Jordan told me that due to improved transit and room layout, it is now possible to create your virtual office in such a way that it attracts part of the outside world. Someone from Meta told me, that he put a continuous crossing window in his virtual space so he could see his son passing by his desk when he got home from school.
In my virtual office, I got up from my seat and walked a few steps behind me to a whiteboard. I turned the console in my hand upside down and used the pen to write on the board. Jordan wrote me something on a virtual sticky note and stuck it to the board. He told me the whiteboard is fixed; That is, you can come back to them after days and find them in the same place in your virtual space, and find your doodles from the last time waiting for you.

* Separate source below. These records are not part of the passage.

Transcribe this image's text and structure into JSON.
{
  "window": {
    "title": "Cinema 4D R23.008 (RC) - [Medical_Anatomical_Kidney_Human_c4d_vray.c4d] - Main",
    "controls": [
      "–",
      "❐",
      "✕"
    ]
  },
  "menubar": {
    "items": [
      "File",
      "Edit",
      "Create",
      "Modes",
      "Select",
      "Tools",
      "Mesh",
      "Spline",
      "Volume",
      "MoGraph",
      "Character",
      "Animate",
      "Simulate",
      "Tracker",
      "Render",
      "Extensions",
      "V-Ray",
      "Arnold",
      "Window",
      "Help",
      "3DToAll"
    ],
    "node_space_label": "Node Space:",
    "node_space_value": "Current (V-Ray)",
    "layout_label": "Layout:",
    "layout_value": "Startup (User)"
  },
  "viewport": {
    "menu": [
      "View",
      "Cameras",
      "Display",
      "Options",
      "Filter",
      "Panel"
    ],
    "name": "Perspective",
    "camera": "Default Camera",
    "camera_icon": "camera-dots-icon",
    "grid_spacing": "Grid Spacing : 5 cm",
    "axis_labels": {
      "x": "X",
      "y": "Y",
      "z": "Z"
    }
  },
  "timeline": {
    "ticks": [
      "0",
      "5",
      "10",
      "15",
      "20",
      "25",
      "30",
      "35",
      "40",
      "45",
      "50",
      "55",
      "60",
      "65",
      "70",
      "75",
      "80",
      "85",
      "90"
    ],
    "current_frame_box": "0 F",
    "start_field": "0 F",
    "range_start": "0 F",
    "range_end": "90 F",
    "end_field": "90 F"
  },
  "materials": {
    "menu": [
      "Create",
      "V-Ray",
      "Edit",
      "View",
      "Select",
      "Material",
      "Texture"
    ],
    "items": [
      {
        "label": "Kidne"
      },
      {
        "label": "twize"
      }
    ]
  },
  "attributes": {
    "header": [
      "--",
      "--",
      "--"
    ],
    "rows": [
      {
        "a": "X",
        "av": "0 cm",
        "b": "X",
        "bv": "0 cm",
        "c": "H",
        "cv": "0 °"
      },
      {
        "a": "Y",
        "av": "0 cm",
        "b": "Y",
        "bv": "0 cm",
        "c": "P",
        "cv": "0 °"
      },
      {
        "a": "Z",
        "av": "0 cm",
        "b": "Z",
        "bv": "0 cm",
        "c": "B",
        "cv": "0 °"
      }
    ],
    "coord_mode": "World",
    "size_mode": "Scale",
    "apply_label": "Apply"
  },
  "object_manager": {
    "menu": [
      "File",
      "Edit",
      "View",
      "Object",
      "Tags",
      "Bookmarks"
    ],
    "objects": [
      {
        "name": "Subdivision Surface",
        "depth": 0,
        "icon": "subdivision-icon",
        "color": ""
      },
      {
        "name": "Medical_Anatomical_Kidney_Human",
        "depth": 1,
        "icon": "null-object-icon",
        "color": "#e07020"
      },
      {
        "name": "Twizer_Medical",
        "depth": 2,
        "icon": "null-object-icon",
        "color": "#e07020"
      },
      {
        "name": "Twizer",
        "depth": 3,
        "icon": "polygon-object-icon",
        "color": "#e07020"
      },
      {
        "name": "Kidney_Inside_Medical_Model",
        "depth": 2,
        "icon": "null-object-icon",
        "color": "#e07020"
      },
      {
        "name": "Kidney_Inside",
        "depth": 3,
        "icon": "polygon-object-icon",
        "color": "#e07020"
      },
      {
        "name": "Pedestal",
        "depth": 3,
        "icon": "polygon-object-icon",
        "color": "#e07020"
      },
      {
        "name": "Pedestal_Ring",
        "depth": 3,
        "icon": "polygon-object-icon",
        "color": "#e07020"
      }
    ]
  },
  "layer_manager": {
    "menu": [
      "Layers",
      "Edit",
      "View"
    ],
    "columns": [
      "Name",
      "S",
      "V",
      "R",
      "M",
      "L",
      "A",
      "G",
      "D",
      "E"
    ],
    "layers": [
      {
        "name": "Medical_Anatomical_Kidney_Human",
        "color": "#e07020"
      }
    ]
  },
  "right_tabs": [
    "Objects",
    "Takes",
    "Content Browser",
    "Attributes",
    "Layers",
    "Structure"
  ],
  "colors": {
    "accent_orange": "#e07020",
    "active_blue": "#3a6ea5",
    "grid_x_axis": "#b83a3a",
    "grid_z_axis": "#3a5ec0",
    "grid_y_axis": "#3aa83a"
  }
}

Not revolutionary, but it’s a good move
Within the mixed reality space, the Holy Grail is a pair of glasses sturdy enough to put high definition 3D images before your eyes, yet stylish enough to be worn for long periods of the day, even in public. After all the rumors, Project Cambria, now Quest Pro, wasn’t. We’re still a long way from seeing the “glasses”, and getting there will require breakthroughs in some pretty foundational technology (batteries, processors, lenses, etc.). Even so, it’s unclear whether consumers would like their PCs to be worn on their faces, or people would tolerate the risk of being noticed (and possibly tracked or recorded) by such a device worn by strangers they pass on the street.
But remote work is real. There is a real need for better technology to facilitate this better. People in some professions at some companies are already using mixed reality technology to collaborate, in some cases saving thousands of dollars on travel expenses by canceling in-person meetings. Enhanced Collaboration Experience Pro-enabled features like face tracking and virtual traffic may entice more people and businesses to try collaborating in virtual reality. For some of them, the cost of the Pro headset may be covered by canceling one in-person meeting in favor of a remote meeting.
As for the productivity component, I’m going to have to try it to believe it. I like the idea of a virtual workspace doing things my actual desk can’t, but I’m not sure how much I can tolerate wearing 720g of weight on my head for extended periods.